## EXERCISE DESCRIPTION
Filter the entries beneath this task, copying only the lines that hold the word "Användare".

## DATA FOR THIS EXERCISE
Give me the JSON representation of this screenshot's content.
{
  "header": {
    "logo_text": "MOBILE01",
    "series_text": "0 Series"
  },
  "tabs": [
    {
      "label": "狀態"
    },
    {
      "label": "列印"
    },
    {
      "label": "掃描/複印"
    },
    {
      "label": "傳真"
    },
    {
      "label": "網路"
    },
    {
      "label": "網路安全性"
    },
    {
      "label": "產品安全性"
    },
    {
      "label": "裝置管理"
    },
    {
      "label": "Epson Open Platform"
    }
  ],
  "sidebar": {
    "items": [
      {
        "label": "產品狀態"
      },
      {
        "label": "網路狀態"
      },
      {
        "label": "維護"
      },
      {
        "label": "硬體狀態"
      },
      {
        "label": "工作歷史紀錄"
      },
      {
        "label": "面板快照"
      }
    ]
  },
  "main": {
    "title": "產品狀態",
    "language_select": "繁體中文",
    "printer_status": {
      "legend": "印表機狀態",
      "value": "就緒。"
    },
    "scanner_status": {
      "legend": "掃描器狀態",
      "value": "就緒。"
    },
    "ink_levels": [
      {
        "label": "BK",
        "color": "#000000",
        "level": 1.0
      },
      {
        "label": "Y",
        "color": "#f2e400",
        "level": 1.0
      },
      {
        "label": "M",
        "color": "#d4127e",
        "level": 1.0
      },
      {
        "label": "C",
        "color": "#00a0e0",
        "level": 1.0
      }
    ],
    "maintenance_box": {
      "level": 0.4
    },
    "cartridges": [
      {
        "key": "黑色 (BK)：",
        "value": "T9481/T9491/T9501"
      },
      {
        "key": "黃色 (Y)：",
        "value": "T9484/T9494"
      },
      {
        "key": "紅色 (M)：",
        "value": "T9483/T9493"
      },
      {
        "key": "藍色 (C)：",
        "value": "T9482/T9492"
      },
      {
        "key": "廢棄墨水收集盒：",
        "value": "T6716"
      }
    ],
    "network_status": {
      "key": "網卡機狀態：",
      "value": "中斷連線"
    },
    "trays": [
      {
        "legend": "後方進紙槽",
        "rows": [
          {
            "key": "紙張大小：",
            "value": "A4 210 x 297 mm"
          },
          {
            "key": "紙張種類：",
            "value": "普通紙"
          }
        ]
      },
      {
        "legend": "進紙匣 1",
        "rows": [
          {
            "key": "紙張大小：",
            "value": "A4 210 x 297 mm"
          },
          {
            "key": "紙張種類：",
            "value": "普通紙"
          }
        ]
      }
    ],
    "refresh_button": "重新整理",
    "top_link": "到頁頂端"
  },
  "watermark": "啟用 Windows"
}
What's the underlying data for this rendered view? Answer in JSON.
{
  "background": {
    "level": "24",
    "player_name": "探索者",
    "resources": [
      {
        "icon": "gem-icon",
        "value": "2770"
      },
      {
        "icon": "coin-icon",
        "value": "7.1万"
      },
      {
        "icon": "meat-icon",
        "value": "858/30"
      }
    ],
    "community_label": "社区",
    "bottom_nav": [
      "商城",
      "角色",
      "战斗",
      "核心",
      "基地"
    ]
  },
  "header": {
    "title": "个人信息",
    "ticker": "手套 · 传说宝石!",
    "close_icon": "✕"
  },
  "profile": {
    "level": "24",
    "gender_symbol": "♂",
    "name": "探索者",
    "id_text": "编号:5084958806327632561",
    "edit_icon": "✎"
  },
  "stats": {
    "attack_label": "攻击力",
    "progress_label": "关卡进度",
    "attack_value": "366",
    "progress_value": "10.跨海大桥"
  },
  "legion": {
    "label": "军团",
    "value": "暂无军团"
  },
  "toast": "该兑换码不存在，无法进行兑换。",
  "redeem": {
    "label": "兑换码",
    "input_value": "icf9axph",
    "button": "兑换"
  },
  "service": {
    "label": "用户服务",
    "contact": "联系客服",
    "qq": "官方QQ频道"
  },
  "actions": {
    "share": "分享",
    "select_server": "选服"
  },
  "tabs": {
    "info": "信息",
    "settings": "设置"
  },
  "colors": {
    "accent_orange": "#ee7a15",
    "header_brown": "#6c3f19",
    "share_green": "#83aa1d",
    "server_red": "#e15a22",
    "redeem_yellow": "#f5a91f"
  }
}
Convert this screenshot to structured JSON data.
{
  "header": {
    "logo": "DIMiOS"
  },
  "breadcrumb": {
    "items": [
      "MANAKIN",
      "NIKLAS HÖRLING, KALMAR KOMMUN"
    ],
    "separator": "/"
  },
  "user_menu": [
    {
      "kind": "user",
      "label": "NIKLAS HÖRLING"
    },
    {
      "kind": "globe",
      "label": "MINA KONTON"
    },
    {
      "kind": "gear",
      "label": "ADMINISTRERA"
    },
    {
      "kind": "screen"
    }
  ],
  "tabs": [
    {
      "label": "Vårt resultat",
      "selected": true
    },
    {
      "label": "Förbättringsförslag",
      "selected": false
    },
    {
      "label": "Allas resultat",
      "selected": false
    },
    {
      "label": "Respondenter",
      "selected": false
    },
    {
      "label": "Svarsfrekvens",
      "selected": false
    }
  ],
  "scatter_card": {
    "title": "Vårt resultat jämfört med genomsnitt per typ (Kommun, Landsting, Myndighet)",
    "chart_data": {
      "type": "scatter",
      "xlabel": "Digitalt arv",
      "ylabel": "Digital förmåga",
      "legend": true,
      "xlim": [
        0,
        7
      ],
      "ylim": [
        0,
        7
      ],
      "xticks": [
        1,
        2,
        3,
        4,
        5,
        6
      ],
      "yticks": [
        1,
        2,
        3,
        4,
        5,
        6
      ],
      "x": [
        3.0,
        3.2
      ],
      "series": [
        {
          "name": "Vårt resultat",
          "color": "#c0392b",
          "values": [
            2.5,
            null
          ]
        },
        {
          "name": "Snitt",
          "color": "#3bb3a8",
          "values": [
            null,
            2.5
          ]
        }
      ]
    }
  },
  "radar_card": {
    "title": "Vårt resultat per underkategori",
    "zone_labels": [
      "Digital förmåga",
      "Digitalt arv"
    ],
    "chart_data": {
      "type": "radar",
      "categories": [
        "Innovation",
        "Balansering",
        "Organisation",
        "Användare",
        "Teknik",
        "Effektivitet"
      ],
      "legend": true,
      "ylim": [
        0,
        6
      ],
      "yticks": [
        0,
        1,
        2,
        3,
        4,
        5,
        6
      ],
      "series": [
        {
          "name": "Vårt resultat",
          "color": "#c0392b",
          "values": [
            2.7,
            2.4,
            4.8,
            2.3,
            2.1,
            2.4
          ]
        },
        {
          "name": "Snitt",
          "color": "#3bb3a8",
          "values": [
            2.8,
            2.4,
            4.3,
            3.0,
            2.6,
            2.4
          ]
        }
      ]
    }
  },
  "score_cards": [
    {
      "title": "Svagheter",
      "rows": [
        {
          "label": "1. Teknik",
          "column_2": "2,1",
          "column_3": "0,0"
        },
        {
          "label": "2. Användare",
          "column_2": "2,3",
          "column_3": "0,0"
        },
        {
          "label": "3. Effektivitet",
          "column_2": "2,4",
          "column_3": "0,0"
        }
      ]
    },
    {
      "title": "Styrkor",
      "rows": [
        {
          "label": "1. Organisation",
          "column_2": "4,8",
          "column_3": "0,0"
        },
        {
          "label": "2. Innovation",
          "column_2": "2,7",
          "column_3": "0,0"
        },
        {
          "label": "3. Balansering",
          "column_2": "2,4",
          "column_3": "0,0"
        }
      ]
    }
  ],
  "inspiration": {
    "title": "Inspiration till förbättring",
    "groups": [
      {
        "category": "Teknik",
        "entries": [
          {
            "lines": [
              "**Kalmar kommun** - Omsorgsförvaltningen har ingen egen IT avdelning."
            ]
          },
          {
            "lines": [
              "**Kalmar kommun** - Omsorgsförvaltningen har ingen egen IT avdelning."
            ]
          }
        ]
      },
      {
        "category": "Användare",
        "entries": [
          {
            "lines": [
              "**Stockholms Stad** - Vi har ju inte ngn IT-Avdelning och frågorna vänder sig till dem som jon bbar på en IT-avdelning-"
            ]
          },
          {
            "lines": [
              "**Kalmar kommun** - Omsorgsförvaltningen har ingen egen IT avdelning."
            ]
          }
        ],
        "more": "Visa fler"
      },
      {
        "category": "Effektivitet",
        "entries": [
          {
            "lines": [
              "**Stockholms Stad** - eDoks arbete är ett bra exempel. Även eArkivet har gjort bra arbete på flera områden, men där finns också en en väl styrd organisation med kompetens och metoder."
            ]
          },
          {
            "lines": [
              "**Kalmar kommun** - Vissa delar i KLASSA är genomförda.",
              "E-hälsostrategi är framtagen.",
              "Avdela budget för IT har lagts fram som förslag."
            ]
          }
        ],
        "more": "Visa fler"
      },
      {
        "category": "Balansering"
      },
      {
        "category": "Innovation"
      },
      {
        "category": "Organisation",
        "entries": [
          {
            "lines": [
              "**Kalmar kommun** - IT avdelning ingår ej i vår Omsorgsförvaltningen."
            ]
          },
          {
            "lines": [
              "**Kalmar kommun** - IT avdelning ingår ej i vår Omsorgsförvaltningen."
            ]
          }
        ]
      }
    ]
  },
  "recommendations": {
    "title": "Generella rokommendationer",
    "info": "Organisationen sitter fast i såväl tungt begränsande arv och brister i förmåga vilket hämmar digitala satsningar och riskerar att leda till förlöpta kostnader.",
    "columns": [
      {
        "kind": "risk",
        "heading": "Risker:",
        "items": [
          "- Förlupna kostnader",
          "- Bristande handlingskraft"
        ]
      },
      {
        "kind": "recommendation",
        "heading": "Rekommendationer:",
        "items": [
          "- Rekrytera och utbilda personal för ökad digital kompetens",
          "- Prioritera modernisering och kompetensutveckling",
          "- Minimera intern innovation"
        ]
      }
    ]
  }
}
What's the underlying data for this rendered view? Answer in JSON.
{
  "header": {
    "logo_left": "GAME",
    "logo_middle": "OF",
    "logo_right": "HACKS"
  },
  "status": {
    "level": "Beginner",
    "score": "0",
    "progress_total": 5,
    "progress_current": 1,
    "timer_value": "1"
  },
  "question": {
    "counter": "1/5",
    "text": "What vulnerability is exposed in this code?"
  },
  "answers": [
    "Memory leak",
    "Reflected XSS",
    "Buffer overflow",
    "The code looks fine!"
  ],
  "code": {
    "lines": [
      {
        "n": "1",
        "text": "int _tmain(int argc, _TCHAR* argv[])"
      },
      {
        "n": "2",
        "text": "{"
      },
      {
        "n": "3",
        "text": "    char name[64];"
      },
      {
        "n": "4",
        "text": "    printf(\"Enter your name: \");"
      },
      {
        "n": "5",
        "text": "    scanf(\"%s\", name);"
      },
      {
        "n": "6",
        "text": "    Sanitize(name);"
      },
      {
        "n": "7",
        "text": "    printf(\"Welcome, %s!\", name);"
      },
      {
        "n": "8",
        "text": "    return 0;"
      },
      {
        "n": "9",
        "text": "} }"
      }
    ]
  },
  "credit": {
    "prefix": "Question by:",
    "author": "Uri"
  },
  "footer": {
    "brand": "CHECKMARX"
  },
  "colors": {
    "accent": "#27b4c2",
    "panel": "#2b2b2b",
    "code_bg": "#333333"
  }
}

## RESULT OF THIS EXERCISE
        "Användare",
          "label": "2. Användare",
        "category": "Användare",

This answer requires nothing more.